- THE PROBLEM
Read through the data below and state how many of its lines contain the word "time", adding nothing.

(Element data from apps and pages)
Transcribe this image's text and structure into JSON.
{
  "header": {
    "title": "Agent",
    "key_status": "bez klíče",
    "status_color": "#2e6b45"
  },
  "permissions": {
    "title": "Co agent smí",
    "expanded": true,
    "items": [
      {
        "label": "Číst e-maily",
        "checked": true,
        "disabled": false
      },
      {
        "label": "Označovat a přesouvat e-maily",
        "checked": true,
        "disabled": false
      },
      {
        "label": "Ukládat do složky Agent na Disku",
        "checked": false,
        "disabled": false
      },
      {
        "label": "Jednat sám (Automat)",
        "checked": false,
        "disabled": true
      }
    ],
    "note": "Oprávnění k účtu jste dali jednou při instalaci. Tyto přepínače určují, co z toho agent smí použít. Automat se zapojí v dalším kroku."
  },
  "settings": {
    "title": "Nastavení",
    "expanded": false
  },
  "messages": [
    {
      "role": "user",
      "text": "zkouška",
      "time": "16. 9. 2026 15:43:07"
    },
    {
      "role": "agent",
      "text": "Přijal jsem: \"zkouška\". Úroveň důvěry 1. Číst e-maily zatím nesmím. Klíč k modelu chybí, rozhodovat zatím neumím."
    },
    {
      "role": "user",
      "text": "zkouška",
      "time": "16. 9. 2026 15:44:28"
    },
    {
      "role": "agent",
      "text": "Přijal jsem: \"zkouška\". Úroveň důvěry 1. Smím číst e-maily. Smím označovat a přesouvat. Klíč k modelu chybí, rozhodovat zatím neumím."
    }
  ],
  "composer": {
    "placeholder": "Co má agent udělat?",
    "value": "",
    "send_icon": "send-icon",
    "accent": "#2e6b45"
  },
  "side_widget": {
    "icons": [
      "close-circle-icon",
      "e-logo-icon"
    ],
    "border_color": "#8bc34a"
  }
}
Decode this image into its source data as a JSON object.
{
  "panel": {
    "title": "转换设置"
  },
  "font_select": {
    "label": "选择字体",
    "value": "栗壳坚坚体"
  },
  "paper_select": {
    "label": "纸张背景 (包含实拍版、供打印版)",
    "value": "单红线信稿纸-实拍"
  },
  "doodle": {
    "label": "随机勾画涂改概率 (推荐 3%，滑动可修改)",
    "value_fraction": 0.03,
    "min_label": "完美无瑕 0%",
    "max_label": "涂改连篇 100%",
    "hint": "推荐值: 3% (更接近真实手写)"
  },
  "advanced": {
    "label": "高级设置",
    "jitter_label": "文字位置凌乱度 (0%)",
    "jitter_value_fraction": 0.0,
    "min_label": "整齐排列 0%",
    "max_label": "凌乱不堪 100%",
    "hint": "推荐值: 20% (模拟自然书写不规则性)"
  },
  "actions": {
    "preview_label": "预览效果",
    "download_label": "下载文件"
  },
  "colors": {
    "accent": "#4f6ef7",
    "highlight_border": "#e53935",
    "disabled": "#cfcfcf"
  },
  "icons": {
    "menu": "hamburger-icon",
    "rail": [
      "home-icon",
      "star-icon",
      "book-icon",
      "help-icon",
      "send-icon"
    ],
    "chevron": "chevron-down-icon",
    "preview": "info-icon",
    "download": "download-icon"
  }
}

- COMPLETED EXERCISE
2